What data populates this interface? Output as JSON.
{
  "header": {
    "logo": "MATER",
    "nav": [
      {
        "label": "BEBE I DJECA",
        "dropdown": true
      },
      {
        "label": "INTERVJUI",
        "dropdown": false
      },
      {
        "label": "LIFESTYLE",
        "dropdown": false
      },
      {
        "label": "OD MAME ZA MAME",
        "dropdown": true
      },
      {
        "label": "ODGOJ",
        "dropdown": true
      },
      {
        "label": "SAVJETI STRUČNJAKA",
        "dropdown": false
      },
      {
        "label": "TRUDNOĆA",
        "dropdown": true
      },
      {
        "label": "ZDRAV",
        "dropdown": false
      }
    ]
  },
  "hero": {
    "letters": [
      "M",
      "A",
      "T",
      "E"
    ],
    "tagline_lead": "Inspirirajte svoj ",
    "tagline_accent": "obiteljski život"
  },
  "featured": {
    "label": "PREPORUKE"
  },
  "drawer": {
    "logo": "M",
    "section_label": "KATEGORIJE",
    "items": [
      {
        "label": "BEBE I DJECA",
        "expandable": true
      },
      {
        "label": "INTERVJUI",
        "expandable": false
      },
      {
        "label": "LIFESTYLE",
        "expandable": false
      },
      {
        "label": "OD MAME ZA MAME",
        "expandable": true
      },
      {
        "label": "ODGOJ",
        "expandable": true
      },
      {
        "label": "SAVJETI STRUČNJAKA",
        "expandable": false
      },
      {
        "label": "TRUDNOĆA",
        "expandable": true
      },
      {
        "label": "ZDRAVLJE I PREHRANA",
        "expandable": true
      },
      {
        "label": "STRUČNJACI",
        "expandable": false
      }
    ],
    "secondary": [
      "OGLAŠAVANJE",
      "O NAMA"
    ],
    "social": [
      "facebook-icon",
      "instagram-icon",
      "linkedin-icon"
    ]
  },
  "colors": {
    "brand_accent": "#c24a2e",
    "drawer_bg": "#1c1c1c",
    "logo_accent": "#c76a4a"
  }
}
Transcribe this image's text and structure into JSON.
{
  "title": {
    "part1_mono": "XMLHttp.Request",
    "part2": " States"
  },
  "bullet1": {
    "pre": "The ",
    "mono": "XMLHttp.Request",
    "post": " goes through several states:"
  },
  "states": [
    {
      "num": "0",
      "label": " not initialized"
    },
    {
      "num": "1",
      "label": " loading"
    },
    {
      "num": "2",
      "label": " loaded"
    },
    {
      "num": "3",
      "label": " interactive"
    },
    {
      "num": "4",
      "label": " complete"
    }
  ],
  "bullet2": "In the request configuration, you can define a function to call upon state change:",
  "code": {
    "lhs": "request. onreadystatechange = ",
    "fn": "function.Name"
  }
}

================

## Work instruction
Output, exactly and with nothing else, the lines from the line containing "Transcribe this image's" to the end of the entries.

## Answer area
Transcribe this image's text and structure into JSON.
{
  "title": {
    "part1_mono": "XMLHttp.Request",
    "part2": " States"
  },
  "bullet1": {
    "pre": "The ",
    "mono": "XMLHttp.Request",
    "post": " goes through several states:"
  },
  "states": [
    {
      "num": "0",
      "label": " not initialized"
    },
    {
      "num": "1",
      "label": " loading"
    },
    {
      "num": "2",
      "label": " loaded"
    },
    {
      "num": "3",
      "label": " interactive"
    },
    {
      "num": "4",
      "label": " complete"
    }
  ],
  "bullet2": "In the request configuration, you can define a function to call upon state change:",
  "code": {
    "lhs": "request. onreadystatechange = ",
    "fn": "function.Name"
  }
}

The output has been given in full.